How to complete this task ::
Give the number of lines in the records that include the word "Cheats", and nothing besides.

Records supplied ::
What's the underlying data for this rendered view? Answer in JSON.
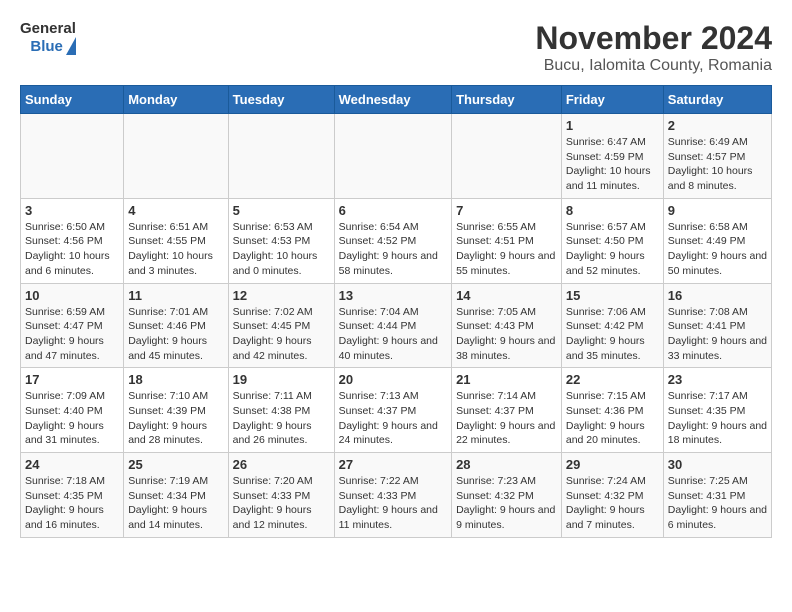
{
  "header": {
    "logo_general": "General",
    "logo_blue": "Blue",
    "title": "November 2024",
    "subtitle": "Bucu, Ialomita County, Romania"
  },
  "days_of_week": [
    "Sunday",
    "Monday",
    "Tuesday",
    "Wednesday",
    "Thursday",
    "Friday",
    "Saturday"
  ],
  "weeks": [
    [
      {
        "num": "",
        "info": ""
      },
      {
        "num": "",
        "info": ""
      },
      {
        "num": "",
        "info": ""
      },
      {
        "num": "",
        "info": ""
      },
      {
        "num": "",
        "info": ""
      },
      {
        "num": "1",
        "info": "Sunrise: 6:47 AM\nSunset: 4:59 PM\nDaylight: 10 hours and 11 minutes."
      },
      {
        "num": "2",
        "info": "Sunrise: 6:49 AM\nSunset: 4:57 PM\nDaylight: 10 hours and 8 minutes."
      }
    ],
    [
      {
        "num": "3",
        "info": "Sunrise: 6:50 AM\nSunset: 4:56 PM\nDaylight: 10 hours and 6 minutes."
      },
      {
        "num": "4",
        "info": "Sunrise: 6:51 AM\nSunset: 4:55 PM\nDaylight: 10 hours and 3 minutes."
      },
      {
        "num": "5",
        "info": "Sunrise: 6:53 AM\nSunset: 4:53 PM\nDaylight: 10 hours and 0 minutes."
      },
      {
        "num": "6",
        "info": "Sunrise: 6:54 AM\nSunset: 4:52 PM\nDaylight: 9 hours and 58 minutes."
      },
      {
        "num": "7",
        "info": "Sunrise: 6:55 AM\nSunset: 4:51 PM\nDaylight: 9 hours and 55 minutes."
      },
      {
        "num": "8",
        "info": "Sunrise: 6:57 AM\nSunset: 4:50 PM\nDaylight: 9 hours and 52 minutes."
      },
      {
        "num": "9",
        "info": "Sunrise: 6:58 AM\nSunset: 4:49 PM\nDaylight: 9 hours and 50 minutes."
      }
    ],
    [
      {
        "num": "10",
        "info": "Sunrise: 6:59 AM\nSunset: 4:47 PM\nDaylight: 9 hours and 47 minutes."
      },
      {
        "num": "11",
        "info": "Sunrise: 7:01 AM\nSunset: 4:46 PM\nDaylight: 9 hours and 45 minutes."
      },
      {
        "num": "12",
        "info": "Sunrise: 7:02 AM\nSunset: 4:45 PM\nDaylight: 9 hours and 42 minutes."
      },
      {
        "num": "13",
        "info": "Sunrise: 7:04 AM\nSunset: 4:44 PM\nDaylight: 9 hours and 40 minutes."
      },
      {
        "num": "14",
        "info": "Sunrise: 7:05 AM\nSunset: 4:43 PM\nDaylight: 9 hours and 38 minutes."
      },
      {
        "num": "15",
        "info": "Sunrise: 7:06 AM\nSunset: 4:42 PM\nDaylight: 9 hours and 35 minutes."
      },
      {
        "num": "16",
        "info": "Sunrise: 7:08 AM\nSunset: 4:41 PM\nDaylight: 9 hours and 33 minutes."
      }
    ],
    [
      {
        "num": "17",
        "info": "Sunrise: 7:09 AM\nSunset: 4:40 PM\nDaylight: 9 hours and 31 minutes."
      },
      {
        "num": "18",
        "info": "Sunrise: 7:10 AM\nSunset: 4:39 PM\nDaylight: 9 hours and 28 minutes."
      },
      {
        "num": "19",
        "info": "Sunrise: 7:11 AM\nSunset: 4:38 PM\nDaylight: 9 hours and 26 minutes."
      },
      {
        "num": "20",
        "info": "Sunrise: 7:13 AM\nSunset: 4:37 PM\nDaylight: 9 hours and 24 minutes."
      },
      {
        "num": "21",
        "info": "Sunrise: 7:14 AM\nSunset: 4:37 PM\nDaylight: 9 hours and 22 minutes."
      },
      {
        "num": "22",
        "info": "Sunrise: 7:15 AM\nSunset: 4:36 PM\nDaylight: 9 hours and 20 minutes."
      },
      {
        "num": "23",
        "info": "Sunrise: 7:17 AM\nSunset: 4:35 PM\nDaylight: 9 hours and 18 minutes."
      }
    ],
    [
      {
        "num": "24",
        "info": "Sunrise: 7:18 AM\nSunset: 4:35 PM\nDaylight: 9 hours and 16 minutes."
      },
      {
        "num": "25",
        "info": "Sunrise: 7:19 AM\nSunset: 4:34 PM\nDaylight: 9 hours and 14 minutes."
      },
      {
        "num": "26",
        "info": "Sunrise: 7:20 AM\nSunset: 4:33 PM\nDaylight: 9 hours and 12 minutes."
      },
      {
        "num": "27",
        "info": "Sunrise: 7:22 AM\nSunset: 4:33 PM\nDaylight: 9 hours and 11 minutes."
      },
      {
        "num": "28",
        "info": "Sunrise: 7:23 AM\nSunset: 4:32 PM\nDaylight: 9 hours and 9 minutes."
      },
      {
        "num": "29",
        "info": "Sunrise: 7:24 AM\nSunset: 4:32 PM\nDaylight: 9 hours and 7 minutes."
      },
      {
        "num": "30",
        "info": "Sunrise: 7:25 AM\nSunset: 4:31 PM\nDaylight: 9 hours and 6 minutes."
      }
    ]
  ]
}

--

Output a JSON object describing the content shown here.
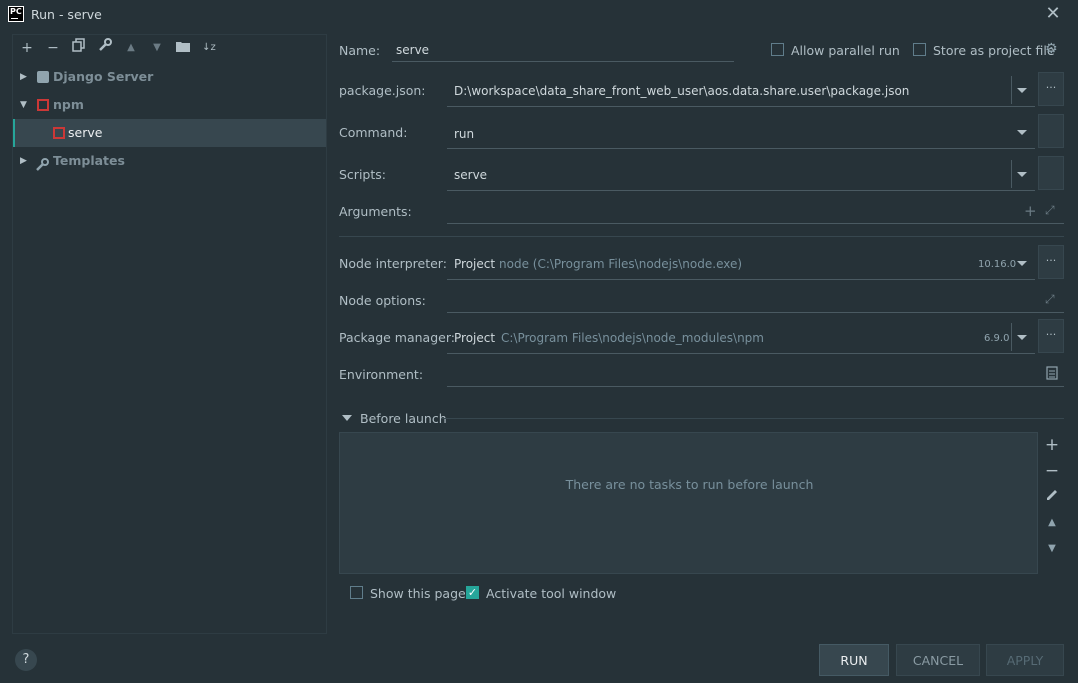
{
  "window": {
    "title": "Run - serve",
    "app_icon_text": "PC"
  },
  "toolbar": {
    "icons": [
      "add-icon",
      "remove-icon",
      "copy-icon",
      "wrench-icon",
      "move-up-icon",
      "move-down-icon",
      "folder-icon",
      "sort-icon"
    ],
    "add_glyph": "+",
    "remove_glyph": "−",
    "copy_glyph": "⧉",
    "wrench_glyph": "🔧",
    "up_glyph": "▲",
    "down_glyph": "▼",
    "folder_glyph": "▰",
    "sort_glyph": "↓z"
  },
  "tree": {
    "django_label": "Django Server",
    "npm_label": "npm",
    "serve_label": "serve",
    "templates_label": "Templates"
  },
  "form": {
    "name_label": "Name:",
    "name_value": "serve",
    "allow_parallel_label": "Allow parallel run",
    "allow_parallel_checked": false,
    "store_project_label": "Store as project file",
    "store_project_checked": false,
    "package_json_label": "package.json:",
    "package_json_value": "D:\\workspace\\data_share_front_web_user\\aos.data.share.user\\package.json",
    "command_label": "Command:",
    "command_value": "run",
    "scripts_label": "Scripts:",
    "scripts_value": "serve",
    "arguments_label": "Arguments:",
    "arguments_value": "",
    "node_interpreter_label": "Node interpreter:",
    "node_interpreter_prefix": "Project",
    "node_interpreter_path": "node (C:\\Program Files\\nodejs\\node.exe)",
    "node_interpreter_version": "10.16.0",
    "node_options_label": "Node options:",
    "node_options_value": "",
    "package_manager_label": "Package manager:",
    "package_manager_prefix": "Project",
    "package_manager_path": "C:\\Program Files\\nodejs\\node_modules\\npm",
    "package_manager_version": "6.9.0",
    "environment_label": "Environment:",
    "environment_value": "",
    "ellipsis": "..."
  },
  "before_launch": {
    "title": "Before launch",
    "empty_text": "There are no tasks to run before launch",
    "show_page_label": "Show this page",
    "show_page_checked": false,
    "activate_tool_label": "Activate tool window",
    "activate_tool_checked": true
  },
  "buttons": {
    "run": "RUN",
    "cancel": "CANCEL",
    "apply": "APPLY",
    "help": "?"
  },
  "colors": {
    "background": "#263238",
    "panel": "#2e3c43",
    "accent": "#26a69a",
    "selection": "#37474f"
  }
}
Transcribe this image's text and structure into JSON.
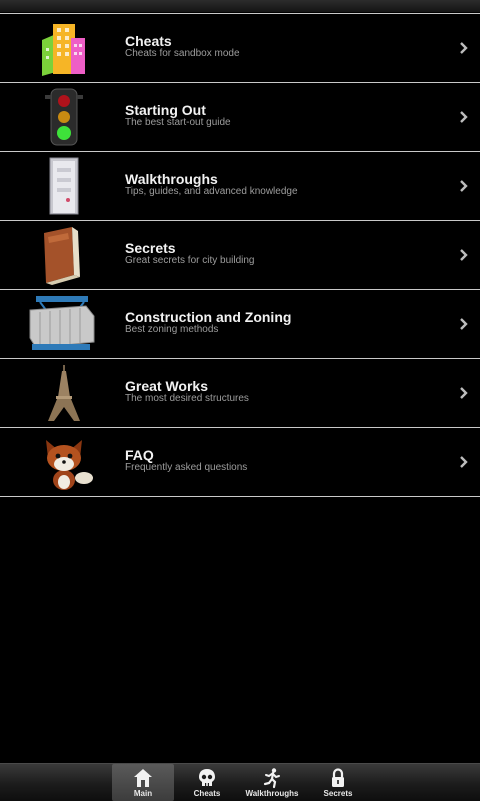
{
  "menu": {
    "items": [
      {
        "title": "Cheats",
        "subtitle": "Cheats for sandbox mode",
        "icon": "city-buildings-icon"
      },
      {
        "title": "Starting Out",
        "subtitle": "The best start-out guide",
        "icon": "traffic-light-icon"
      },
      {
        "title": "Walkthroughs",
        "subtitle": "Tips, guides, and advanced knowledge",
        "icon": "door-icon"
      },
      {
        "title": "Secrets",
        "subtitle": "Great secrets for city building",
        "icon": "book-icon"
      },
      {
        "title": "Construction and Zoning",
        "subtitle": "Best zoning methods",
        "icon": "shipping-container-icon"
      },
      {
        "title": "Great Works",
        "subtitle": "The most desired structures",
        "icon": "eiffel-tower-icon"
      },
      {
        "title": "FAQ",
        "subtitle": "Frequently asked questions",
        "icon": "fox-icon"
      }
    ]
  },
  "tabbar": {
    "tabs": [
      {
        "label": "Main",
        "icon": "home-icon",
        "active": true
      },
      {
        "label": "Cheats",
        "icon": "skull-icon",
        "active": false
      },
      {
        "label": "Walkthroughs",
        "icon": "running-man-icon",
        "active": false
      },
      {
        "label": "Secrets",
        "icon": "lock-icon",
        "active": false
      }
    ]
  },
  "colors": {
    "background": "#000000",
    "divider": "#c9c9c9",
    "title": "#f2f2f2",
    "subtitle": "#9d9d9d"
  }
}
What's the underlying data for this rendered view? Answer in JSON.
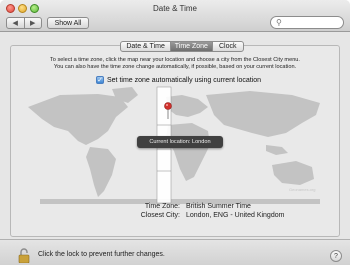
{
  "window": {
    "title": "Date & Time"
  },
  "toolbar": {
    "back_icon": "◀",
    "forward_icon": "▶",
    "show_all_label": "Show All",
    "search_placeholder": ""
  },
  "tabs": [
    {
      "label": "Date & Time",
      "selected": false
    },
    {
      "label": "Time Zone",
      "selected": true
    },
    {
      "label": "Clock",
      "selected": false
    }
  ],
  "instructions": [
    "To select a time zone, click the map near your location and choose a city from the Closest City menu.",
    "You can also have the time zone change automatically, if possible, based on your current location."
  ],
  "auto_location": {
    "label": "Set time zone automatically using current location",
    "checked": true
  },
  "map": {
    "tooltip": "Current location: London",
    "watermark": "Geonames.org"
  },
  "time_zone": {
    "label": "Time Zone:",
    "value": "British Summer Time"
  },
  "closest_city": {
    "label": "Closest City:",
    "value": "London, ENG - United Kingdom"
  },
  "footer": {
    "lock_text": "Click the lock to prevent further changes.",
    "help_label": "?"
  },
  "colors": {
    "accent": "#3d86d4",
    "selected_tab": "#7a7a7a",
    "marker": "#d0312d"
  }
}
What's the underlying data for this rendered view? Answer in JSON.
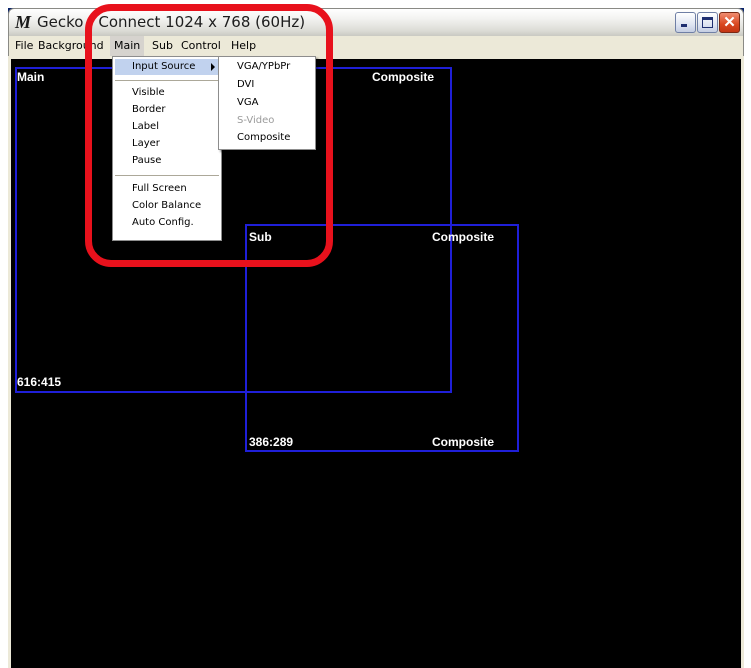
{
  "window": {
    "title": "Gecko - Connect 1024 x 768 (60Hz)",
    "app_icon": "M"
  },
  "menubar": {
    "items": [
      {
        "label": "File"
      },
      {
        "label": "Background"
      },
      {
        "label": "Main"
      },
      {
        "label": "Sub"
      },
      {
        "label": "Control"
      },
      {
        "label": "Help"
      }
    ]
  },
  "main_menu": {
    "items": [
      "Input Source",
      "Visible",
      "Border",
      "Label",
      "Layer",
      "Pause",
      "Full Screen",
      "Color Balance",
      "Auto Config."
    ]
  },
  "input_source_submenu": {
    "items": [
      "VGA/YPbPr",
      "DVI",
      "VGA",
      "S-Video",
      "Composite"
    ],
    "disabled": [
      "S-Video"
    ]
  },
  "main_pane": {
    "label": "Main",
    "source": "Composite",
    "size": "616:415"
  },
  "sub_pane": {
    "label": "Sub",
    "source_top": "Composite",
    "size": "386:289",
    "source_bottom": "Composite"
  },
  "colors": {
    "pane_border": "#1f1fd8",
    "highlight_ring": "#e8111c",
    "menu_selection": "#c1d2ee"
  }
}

Answer space ::
3